Bush anemone (Carpenteria californica) is a versatile, low-water shrub with scented white flowers.
Another choice for white blooms is mock orange (Philadelphus), but buy it when in bloom during late spring or early summer to check for fragrance.
A useful shrub for shady areas near entryways is sweet box (Sarcococca), which blooms in late winter or early spring with small, fragrant white flowers.
Chaste tree (Vitex agnus-castus), which can be trained as an attractive small shade tree, has both aromatic leaves and fragrant lavender-blue flowers. Pink and white-flowered varieties also are available.
Some species of viburnum offer heady scents. Among the notable varieties are fragrant snowball (Viburnum carlcephalum) and Korean spice viburnum (Viburnum carlesii).
Perennials and annuals
Chocolate lovers will adore the scent of chocolate cosmos (Cosmos atrosanguineus), along with its stunning dark red blossoms. For fans of Thin Mint Girl Scout cookies, there's a chocolate-scented mint (there are apple and pineapple-scented mints, too). Grow them in pots or boxes to control their rampant spread.
Stock (Matthiola), an old-fashioned cutting flower, is often grown as an annual. Other annuals include heliotrope (Heliotropium arborescens), English wallflower (Erysimum cheiri), some dianthus (think carnations and pinks), sweet pea (Lathyrus odoratus), nicotiana and mignonette (Reseda odorata).
For sweet-smelling ground covers, consider cheddar pink (Dianthus gratianopolitanus), the musky Geranium macrorrhizum and sweet violet (Viola odorata) -- but beware its spreading habit.
Gardeners who appreciate the aromatic scents of foliage gravitate toward lavender, rosemary, thyme, oregano, hyssop (Agastache) and germander (Teuchrium chamaedrys). Many of the sages are notable for their scented foliage (Salvia spathacea -- fruity, Salvia elegans -- pineapple, Salvia melissodora --grape). On top of their aromas, these plants have the bonus of attracting pollinators and beneficial insects. They tend to be deer-resistant as well.
Evergreen clematis (Clematis armandii) will astonish you with its curtain of fragrant white spring blossoms, glossy dark-green foliage and rapid growth once established. Equally floriferous in fall is the deciduous sweet autumn clematis (Clematis terniflora).

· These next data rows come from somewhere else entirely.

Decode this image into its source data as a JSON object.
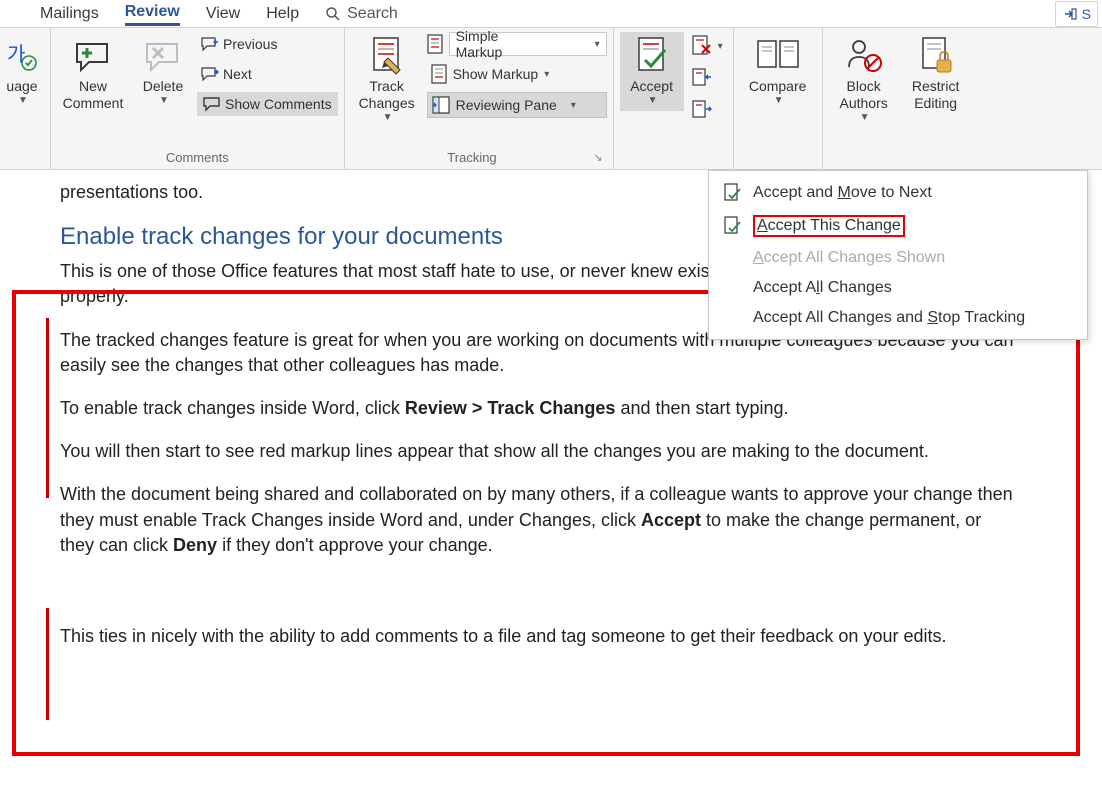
{
  "tabs": {
    "mailings": "Mailings",
    "review": "Review",
    "view": "View",
    "help": "Help",
    "search": "Search"
  },
  "share": "S",
  "ribbon": {
    "language": "uage",
    "comments": {
      "new_comment": "New Comment",
      "delete": "Delete",
      "previous": "Previous",
      "next": "Next",
      "show_comments": "Show Comments",
      "group_label": "Comments"
    },
    "tracking": {
      "track_changes": "Track Changes",
      "simple_markup": "Simple Markup",
      "show_markup": "Show Markup",
      "reviewing_pane": "Reviewing Pane",
      "group_label": "Tracking"
    },
    "changes": {
      "accept": "Accept"
    },
    "compare": {
      "compare": "Compare"
    },
    "protect": {
      "block_authors": "Block Authors",
      "restrict_editing": "Restrict Editing"
    }
  },
  "accept_menu": {
    "move_next": "Accept and Move to Next",
    "this_change": "Accept This Change",
    "all_shown": "Accept All Changes Shown",
    "all_changes": "Accept All Changes",
    "all_stop": "Accept All Changes and Stop Tracking"
  },
  "doc": {
    "frag_top": "presentations too.",
    "heading": "Enable track changes for your documents",
    "p1": "This is one of those Office features that most staff hate to use, or never knew existed. It is very useful when used properly.",
    "p2": "The tracked changes feature is great for when you are working on documents with multiple colleagues because you can easily see the changes that other colleagues has made.",
    "p3a": "To enable track changes inside Word, click ",
    "p3b": "Review > Track Changes",
    "p3c": " and then start typing.",
    "p4": "You will then start to see red markup lines appear that show all the changes you are making to the document.",
    "p5a": "With the document being shared and collaborated on by many others, if a colleague wants to approve your change then they must enable Track Changes inside Word and, under Changes, click ",
    "p5b": "Accept",
    "p5c": " to make the change permanent, or they can click ",
    "p5d": "Deny",
    "p5e": " if they don't approve your change.",
    "p6": "This ties in nicely with the ability to add comments to a file and tag someone to get their feedback on your edits."
  }
}
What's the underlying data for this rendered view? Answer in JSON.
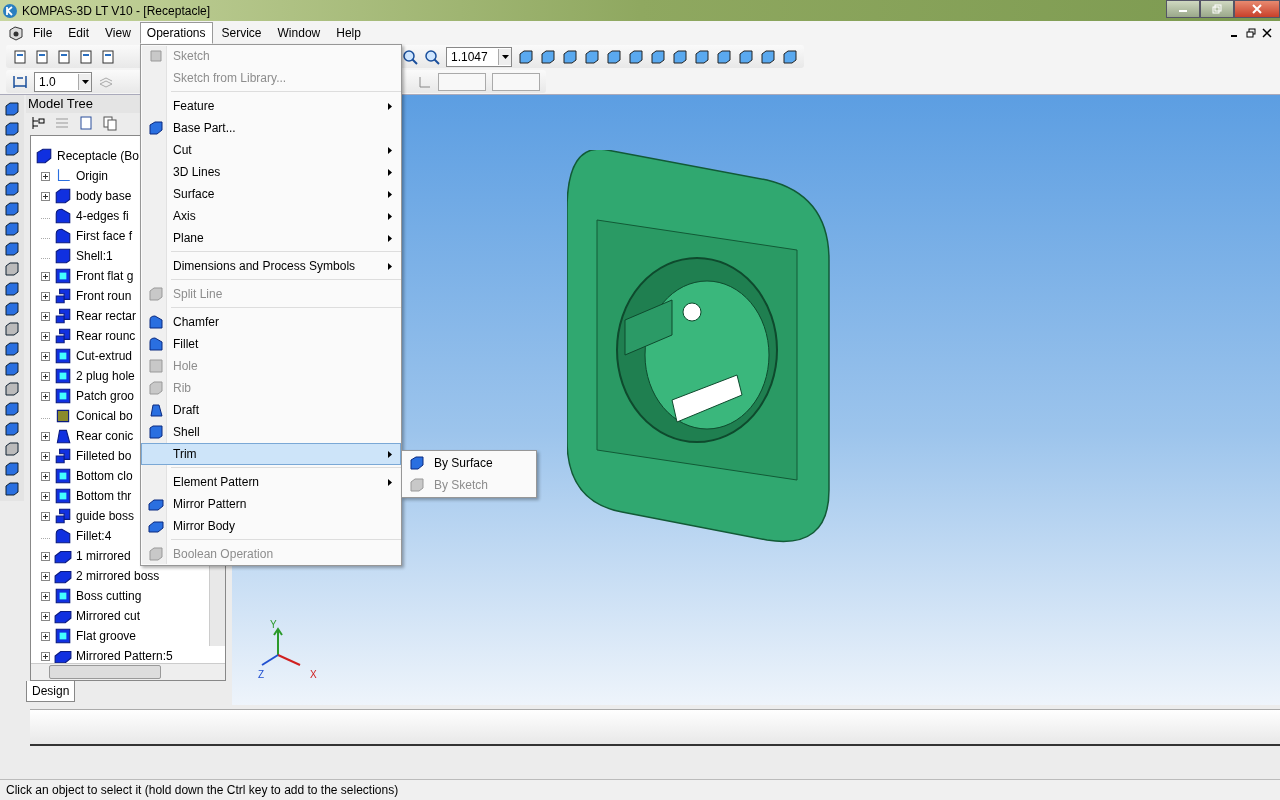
{
  "window": {
    "title": "KOMPAS-3D LT V10 - [Receptacle]"
  },
  "menu_bar": [
    {
      "label": "File",
      "selected": false
    },
    {
      "label": "Edit",
      "selected": false
    },
    {
      "label": "View",
      "selected": false
    },
    {
      "label": "Operations",
      "selected": true
    },
    {
      "label": "Service",
      "selected": false
    },
    {
      "label": "Window",
      "selected": false
    },
    {
      "label": "Help",
      "selected": false
    }
  ],
  "toolbar": {
    "zoom_value": "1.1047",
    "line_scale": "1.0"
  },
  "model_tree": {
    "title": "Model Tree",
    "tab": "Design",
    "items": [
      {
        "label": "Receptacle (Bo",
        "kind": "part",
        "expandable": false
      },
      {
        "label": "Origin",
        "kind": "origin",
        "expandable": true
      },
      {
        "label": "body base",
        "kind": "cube",
        "expandable": true
      },
      {
        "label": "4-edges fi",
        "kind": "fillet",
        "expandable": false
      },
      {
        "label": "First face f",
        "kind": "fillet",
        "expandable": false
      },
      {
        "label": "Shell:1",
        "kind": "shell",
        "expandable": false
      },
      {
        "label": "Front flat g",
        "kind": "cut",
        "expandable": true
      },
      {
        "label": "Front roun",
        "kind": "boss",
        "expandable": true
      },
      {
        "label": "Rear rectar",
        "kind": "boss",
        "expandable": true
      },
      {
        "label": "Rear rounc",
        "kind": "boss",
        "expandable": true
      },
      {
        "label": "Cut-extrud",
        "kind": "cut",
        "expandable": true
      },
      {
        "label": "2 plug hole",
        "kind": "cut",
        "expandable": true
      },
      {
        "label": "Patch groo",
        "kind": "cut",
        "expandable": true
      },
      {
        "label": "Conical bo",
        "kind": "sketch",
        "expandable": false
      },
      {
        "label": "Rear conic",
        "kind": "conic",
        "expandable": true
      },
      {
        "label": "Filleted bo",
        "kind": "boss",
        "expandable": true
      },
      {
        "label": "Bottom clo",
        "kind": "cut",
        "expandable": true
      },
      {
        "label": "Bottom thr",
        "kind": "cut",
        "expandable": true
      },
      {
        "label": "guide boss",
        "kind": "boss",
        "expandable": true
      },
      {
        "label": "Fillet:4",
        "kind": "fillet",
        "expandable": false
      },
      {
        "label": "1 mirrored",
        "kind": "mirror",
        "expandable": true
      },
      {
        "label": "2 mirrored boss",
        "kind": "mirror",
        "expandable": true
      },
      {
        "label": "Boss cutting",
        "kind": "cut",
        "expandable": true
      },
      {
        "label": "Mirrored cut",
        "kind": "mirror",
        "expandable": true
      },
      {
        "label": "Flat groove",
        "kind": "cut",
        "expandable": true
      },
      {
        "label": "Mirrored Pattern:5",
        "kind": "mirror",
        "expandable": true
      }
    ]
  },
  "operations_menu": [
    {
      "kind": "sketch",
      "label": "Sketch",
      "disabled": true,
      "submenu": false,
      "selected": false
    },
    {
      "kind": "plain",
      "label": "Sketch from Library...",
      "disabled": true,
      "submenu": false,
      "selected": false
    },
    {
      "kind": "separator"
    },
    {
      "kind": "plain",
      "label": "Feature",
      "disabled": false,
      "submenu": true,
      "selected": false
    },
    {
      "kind": "part",
      "label": "Base Part...",
      "disabled": false,
      "submenu": false,
      "selected": false
    },
    {
      "kind": "plain",
      "label": "Cut",
      "disabled": false,
      "submenu": true,
      "selected": false
    },
    {
      "kind": "plain",
      "label": "3D Lines",
      "disabled": false,
      "submenu": true,
      "selected": false
    },
    {
      "kind": "plain",
      "label": "Surface",
      "disabled": false,
      "submenu": true,
      "selected": false
    },
    {
      "kind": "plain",
      "label": "Axis",
      "disabled": false,
      "submenu": true,
      "selected": false
    },
    {
      "kind": "plain",
      "label": "Plane",
      "disabled": false,
      "submenu": true,
      "selected": false
    },
    {
      "kind": "separator"
    },
    {
      "kind": "plain",
      "label": "Dimensions and Process Symbols",
      "disabled": false,
      "submenu": true,
      "selected": false
    },
    {
      "kind": "separator"
    },
    {
      "kind": "cube",
      "label": "Split Line",
      "disabled": true,
      "submenu": false,
      "selected": false
    },
    {
      "kind": "separator"
    },
    {
      "kind": "fillet",
      "label": "Chamfer",
      "disabled": false,
      "submenu": false,
      "selected": false
    },
    {
      "kind": "fillet",
      "label": "Fillet",
      "disabled": false,
      "submenu": false,
      "selected": false
    },
    {
      "kind": "cut",
      "label": "Hole",
      "disabled": true,
      "submenu": false,
      "selected": false
    },
    {
      "kind": "cube",
      "label": "Rib",
      "disabled": true,
      "submenu": false,
      "selected": false
    },
    {
      "kind": "conic",
      "label": "Draft",
      "disabled": false,
      "submenu": false,
      "selected": false
    },
    {
      "kind": "shell",
      "label": "Shell",
      "disabled": false,
      "submenu": false,
      "selected": false
    },
    {
      "kind": "plain",
      "label": "Trim",
      "disabled": false,
      "submenu": true,
      "selected": true
    },
    {
      "kind": "separator"
    },
    {
      "kind": "plain",
      "label": "Element Pattern",
      "disabled": false,
      "submenu": true,
      "selected": false
    },
    {
      "kind": "mirror",
      "label": "Mirror Pattern",
      "disabled": false,
      "submenu": false,
      "selected": false
    },
    {
      "kind": "mirror",
      "label": "Mirror Body",
      "disabled": false,
      "submenu": false,
      "selected": false
    },
    {
      "kind": "separator"
    },
    {
      "kind": "cube",
      "label": "Boolean Operation",
      "disabled": true,
      "submenu": false,
      "selected": false
    }
  ],
  "trim_submenu": [
    {
      "label": "By Surface",
      "disabled": false
    },
    {
      "label": "By Sketch",
      "disabled": true
    }
  ],
  "axes": {
    "x": "X",
    "y": "Y",
    "z": "Z"
  },
  "status_bar": "Click an object to select it (hold down the Ctrl key to add to the selections)"
}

Chilean jasmine (Mandevilla laxa) has gardenia-scented white flowers in summer. It is an evergreen vine, growing to 15 feet or more in frost-free areas.
Passion vine (Passiflora incense) has 5-inch wide purple flowers with a sweet pea-like scent. This deciduous vine offers the bonus of tasty, fragrant fruit.
Vanilla trumpet vine (Distictis laxiflora) shows off its ample clusters of violet blooms for up to eight months. The vanilla-scented flowers fade to lavender and white. It requires less pruning than most trumpet vines.
Don't forget the many types of bulbs that deliver their sweet perfumes in spring or summer: Browse mail-order bulb catalogs to find fragrant varieties of narcissus and daffodils, like Narcissus 'White Lion' or Thalia; the smaller jonquilla hybrids, and the clustering Tazetta hybrids. Search out Crocus chrysanthus and the many fragrant choices among bearded iris, hyacinths, freesia and lilies. Tuberose (Polianthus tuberosa) has a heady perfume.
You'll find many other scented plants in the Sunset Western Garden Book and simply by following your nose on your daily rounds.
By Faith Brown
Daphne and sweet pea by Marybeth Kampman
Kool-Aid bush (Psoralea pinnata) by J.G. in S.F. /Foter.com / CC BY-NC-ND